## Goal of the exercise:
Go over the entries below line by line, copying each one that contains the word "true".
----
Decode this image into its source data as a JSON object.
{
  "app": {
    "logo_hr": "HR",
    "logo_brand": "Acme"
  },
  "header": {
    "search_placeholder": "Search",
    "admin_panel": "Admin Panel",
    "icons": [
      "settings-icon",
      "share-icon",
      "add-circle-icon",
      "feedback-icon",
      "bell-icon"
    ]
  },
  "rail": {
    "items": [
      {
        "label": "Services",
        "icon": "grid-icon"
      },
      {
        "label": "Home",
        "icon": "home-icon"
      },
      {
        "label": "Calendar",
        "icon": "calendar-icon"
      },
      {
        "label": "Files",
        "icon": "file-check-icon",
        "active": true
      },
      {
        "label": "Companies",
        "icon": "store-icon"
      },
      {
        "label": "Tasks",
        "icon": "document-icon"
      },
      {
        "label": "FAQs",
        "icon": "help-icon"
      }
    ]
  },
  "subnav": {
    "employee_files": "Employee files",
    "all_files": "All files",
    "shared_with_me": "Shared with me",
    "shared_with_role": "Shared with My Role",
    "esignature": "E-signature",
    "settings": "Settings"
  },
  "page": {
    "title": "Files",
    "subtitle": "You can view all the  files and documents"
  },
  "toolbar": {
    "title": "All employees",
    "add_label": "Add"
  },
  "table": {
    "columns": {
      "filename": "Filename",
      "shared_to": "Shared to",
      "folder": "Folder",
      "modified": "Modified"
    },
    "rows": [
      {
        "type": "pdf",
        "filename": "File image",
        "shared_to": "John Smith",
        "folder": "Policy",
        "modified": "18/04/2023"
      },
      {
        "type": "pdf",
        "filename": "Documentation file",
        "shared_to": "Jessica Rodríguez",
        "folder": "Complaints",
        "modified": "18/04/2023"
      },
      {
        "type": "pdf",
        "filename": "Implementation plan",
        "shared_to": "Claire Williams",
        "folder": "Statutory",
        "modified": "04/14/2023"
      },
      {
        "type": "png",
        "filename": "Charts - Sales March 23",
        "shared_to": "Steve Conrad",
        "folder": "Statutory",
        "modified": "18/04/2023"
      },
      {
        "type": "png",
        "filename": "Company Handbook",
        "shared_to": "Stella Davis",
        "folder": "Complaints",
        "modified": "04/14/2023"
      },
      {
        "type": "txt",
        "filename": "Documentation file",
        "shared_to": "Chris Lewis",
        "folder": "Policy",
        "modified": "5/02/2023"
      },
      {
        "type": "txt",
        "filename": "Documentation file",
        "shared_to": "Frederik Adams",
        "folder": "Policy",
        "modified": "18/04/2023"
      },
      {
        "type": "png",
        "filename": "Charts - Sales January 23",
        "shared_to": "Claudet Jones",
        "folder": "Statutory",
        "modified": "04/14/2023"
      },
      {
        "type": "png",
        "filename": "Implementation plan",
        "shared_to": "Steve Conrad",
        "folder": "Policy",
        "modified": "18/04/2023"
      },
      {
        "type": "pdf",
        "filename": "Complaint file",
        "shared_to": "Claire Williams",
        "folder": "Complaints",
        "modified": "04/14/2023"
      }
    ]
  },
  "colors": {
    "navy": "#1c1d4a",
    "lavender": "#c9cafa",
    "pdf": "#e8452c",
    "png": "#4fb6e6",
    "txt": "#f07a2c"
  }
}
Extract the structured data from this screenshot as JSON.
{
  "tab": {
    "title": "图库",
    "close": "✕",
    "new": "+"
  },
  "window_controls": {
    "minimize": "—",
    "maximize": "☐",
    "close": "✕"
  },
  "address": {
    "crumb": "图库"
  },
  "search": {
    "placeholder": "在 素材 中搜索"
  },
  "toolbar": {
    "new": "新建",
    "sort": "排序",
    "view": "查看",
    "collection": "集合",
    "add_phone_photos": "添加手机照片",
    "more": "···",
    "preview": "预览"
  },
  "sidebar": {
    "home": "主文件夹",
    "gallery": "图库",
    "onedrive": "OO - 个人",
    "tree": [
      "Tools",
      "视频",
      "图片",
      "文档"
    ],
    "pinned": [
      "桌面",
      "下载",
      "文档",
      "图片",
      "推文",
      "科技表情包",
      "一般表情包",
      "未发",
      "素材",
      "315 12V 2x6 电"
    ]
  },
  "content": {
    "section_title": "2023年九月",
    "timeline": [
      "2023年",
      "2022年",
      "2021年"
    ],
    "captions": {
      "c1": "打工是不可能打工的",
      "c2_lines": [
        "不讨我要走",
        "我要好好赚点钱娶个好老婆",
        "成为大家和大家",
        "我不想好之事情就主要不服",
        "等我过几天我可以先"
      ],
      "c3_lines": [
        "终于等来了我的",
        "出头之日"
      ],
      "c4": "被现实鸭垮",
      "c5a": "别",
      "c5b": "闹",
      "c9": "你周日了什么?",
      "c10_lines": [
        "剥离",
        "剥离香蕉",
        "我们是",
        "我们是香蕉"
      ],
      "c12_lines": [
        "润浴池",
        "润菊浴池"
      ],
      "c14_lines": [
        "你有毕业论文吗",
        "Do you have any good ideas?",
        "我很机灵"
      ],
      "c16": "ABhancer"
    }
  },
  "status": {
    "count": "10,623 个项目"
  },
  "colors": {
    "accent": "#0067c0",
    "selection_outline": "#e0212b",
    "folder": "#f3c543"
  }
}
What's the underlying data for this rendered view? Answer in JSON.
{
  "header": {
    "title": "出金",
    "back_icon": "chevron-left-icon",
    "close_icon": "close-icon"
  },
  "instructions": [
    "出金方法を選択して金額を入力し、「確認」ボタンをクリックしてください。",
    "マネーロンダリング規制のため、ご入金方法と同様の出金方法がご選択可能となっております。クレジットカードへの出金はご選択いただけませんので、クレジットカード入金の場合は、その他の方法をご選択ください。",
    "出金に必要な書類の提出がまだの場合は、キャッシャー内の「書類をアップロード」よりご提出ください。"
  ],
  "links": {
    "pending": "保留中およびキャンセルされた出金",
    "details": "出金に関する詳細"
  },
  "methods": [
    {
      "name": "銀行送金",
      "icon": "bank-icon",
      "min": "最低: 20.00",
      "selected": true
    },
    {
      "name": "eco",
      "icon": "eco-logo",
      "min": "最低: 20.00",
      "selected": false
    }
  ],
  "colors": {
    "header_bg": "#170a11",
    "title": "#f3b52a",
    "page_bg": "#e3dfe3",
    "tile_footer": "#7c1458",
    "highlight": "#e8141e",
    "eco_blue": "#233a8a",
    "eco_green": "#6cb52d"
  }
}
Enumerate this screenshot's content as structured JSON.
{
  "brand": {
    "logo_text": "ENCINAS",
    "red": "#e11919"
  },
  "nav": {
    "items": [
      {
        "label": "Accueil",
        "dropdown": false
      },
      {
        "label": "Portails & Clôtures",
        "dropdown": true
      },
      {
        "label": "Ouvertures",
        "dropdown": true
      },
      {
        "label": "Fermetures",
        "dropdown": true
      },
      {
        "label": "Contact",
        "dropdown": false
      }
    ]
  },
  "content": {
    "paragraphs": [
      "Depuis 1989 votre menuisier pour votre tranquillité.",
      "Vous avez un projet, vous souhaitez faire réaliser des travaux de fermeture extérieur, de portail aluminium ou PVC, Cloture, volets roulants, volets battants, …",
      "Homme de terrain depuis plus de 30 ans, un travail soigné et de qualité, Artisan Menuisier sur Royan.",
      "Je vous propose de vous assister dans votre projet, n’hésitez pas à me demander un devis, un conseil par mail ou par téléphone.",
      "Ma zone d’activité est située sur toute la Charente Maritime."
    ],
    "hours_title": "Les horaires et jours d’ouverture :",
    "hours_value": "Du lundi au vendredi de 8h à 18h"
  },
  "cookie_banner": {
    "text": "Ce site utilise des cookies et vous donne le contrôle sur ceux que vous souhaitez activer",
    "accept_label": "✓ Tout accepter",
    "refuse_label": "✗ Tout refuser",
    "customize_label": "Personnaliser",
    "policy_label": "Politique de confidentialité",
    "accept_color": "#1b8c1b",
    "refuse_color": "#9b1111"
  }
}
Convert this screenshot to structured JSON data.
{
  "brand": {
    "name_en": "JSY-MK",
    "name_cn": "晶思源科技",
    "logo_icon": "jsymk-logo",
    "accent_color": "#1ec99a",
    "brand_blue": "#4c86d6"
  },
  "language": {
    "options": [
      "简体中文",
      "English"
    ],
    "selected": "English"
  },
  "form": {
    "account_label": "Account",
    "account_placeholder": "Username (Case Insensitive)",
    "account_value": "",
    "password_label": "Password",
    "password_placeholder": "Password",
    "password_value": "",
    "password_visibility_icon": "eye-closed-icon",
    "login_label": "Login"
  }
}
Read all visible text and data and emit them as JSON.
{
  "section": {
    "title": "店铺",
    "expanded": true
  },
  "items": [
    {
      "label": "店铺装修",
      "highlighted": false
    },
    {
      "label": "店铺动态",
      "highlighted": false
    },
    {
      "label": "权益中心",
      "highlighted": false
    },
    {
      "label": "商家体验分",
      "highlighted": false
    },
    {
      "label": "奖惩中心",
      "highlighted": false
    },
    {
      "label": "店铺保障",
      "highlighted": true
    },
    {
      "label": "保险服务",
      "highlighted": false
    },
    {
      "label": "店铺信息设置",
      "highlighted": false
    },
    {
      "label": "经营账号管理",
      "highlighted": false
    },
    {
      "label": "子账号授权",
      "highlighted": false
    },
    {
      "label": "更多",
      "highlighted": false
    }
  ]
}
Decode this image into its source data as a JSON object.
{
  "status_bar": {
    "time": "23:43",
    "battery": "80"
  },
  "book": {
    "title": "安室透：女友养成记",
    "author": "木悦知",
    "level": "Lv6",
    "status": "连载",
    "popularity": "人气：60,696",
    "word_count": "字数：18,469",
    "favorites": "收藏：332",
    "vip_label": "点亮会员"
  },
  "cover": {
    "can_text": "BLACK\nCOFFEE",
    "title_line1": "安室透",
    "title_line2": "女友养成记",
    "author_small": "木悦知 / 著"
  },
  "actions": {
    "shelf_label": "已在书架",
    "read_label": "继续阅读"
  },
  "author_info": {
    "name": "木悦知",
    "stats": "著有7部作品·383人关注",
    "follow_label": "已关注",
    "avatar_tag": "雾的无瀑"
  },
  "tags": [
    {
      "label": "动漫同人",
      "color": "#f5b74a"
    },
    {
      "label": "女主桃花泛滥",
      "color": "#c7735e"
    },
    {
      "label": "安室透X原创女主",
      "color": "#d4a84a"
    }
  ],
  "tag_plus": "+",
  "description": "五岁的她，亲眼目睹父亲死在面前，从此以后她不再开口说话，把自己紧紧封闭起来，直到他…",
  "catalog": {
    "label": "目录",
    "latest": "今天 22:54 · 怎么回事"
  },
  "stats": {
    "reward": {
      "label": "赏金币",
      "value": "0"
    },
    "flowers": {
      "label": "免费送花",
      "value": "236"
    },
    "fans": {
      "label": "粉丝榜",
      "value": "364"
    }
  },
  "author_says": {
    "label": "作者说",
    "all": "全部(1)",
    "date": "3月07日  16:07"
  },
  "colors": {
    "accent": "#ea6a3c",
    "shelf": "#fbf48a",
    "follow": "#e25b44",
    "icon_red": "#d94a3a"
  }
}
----
## Expected answer:
        "active": true
      "selected": true
        "dropdown": true
        "dropdown": true
        "dropdown": true
    "expanded": true
      "highlighted": true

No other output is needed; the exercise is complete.